- power bars should have bronze or composite bushings, not needle bearings.
- power bars should have IPF hash marks, not IWF.
- power bars should have a center knurl.
- power bars should be 29 mm in diameter; 28.5 in rare cases.
- power bars should have fairly aggressive knurling.
- power bars should have at the very least a 190k PSI shaft.
- No power bar description should have the words “snatch” or “jerk” in it.
In some very rare cases, one of these specs may be off. Like the Vulcan Elite is very much a power bar, but it has dual-marks; or the American Barbell bars tend to have milder knurl, but are in every other way legitimate power bars. But if you stumble across a 28 mm bar with no center knurl or a 165k PSI bar with a 32 mm shaft, move on. I mean you’re free to buy it, but it’s not a power bar.
Power Bar Guide – Summary
I’d love to give some recommendations, but so much of selecting a power bar comes down to personal preference; mostly the finish/feel, and the aggressiveness of the knurl. Then of course your options are dictated by your budget. I will say though that for the typical budget of say a few hundred bucks, the Vulcan Absolute really stands out. It’s incredibly strong and stiff, has a solid knurl, and an extremely grippy black oxide finish. The laser etched sleeves are a nice touch too.
For lower budgets I think the Rogue Ohio Power Bar in bare steel is the obvious choice. It’s just so much bar for the money. High tensile strength, great knurl and feel. Like I said in the beginning, if you can’t afford it new, I’ll bet you can find it used. Trying to get much cheaper than the cost of this bar is probably a mistake in the long term.

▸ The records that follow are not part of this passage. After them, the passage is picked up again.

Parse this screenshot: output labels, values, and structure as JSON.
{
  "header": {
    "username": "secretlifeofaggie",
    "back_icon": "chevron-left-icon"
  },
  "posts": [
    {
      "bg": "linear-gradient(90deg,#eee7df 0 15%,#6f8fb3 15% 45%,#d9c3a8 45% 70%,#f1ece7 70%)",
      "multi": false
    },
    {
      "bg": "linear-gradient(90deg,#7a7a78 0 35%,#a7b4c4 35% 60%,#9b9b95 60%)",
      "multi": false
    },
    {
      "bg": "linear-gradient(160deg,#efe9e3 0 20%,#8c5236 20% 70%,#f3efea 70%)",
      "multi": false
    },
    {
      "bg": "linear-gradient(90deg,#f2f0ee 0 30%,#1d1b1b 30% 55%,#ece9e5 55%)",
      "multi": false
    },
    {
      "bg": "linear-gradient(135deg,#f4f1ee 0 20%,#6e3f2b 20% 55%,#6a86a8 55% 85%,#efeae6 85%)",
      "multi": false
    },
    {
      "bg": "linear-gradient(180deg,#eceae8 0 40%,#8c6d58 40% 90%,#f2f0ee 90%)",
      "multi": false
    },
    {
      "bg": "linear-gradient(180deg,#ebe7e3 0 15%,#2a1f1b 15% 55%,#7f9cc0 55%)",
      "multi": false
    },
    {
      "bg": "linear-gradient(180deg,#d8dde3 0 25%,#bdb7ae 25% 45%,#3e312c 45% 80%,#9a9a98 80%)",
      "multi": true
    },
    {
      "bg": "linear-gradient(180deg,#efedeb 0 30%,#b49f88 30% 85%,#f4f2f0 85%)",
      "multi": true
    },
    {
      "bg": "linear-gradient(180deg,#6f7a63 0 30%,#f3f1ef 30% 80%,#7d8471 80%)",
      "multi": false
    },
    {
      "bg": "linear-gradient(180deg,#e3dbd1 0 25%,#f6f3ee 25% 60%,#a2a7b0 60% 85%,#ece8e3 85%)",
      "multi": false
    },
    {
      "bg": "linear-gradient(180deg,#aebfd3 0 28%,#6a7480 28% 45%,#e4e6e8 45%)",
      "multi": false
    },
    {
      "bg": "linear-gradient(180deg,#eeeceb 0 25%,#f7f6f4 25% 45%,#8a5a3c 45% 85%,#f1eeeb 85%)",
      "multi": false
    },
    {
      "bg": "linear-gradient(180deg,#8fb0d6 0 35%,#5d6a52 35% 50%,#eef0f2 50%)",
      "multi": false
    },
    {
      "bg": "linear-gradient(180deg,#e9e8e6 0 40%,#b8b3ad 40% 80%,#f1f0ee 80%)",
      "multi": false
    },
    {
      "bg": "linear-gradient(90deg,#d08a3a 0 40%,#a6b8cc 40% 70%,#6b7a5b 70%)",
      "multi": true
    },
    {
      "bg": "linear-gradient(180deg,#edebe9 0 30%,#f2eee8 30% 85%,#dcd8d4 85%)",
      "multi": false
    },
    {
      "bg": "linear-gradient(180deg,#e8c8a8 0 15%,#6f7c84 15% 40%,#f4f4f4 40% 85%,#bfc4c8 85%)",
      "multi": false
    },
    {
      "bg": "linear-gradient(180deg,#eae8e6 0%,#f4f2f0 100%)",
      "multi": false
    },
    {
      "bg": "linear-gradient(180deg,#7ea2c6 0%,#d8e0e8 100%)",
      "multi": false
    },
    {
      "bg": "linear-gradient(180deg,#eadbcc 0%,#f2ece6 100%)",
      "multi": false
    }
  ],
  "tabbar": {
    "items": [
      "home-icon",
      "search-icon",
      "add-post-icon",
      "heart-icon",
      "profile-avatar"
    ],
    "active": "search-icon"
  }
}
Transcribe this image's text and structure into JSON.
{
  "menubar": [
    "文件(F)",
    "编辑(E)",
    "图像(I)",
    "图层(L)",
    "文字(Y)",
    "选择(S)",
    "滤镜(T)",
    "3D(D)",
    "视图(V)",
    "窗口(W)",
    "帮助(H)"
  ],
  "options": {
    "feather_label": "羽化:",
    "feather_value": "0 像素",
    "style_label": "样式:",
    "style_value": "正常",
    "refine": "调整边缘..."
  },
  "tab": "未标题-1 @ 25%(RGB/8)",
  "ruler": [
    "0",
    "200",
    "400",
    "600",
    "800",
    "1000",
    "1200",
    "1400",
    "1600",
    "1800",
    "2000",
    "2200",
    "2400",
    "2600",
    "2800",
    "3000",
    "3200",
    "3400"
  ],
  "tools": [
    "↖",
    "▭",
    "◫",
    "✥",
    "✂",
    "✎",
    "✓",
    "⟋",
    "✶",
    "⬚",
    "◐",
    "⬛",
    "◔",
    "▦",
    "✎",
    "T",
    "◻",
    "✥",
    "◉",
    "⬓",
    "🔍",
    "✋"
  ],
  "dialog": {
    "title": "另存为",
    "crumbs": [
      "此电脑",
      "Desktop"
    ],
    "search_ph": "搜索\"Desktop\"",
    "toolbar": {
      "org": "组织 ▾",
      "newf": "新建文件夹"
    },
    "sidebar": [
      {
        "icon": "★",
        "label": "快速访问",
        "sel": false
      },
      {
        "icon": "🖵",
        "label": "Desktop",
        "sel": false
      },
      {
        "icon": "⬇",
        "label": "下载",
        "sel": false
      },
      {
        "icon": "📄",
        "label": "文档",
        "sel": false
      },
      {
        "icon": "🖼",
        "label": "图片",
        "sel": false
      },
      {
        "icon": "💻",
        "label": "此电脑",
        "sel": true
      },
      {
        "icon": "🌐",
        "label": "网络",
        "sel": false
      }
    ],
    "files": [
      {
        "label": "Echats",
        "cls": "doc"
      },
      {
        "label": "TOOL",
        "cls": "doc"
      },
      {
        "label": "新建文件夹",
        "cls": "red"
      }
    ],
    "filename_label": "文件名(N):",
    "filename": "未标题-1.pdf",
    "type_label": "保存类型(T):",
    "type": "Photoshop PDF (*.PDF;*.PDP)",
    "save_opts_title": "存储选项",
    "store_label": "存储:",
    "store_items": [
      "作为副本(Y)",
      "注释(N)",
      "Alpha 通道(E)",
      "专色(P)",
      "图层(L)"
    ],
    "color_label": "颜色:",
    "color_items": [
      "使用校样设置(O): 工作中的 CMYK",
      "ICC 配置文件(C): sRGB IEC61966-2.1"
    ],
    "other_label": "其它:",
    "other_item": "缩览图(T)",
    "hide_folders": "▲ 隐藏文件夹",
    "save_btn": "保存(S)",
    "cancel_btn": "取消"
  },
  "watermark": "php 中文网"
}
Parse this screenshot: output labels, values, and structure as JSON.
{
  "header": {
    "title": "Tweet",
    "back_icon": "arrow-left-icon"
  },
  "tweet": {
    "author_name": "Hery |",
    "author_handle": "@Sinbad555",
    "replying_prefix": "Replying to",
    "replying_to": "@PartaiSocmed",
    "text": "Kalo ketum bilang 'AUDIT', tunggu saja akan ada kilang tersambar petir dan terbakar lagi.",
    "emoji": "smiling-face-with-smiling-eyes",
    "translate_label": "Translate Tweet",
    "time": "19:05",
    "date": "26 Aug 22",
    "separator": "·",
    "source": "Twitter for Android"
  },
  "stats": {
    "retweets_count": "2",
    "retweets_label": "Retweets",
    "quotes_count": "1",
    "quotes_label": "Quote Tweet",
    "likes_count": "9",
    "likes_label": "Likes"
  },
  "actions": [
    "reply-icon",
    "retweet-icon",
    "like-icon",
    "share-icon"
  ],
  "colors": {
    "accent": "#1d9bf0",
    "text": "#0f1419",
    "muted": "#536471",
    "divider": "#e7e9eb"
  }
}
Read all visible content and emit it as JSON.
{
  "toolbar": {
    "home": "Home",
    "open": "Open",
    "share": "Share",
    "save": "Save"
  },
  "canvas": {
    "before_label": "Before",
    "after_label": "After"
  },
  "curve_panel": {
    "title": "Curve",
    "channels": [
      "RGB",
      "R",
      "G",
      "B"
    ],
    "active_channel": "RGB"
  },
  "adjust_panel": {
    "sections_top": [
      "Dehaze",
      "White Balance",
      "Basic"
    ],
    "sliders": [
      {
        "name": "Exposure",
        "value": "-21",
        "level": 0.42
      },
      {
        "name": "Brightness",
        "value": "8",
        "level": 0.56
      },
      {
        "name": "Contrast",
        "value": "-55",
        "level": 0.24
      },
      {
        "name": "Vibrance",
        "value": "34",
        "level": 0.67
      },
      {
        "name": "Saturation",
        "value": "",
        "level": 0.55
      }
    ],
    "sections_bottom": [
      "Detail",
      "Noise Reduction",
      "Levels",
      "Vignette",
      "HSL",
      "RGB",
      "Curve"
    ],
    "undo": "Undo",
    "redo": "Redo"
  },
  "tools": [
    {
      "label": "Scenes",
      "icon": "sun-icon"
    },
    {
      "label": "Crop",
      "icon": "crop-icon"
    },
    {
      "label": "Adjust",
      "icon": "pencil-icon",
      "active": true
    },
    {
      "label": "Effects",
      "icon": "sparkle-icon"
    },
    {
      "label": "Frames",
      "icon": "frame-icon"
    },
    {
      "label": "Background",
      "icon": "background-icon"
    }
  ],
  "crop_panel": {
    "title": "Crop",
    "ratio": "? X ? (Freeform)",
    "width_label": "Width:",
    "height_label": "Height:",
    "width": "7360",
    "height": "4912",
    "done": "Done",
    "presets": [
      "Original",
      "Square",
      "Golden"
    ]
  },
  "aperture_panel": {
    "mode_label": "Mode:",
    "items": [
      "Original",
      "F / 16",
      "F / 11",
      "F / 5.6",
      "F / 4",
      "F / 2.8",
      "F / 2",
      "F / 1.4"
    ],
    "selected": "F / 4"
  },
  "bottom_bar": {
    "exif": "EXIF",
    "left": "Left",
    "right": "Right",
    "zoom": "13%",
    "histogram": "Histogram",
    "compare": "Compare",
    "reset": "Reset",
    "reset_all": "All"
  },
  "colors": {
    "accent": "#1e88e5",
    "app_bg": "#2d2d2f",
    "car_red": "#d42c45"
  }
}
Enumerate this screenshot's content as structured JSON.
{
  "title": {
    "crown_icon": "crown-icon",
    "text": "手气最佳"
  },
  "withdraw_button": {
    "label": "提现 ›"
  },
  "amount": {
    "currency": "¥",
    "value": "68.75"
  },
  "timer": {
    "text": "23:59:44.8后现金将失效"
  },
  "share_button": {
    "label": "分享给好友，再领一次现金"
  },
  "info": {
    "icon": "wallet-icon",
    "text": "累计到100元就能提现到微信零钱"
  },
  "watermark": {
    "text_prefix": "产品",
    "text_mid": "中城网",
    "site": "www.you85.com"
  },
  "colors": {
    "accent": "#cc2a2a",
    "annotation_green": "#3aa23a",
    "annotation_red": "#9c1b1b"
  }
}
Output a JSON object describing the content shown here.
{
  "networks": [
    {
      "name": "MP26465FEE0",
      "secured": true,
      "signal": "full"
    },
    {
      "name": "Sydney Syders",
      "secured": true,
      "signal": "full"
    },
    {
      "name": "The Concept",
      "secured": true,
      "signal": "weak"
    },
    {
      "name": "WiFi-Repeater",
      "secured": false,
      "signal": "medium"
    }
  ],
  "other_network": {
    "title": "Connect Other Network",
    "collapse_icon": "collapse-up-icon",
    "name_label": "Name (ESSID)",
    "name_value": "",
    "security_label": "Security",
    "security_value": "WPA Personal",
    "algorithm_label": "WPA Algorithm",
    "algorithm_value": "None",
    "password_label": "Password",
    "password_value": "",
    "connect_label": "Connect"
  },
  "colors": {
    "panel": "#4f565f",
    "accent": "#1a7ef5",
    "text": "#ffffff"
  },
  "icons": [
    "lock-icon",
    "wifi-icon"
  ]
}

My least favorite bars in this guide are the York and Troy because of features vs price, the CAP because it’s just not a very good bar in general, and the Ivanko; which I believe is just ridiculously overpriced considering the availability and price of other power bars.
It’s possible I’ve overlooked a bar or two. Did I leave your favorite power bar out? Leave a comment and let me know. I also appreciate those shares.
* image no doubt belongs to Mark Bell. Just trying to show some love – I will remove upon request.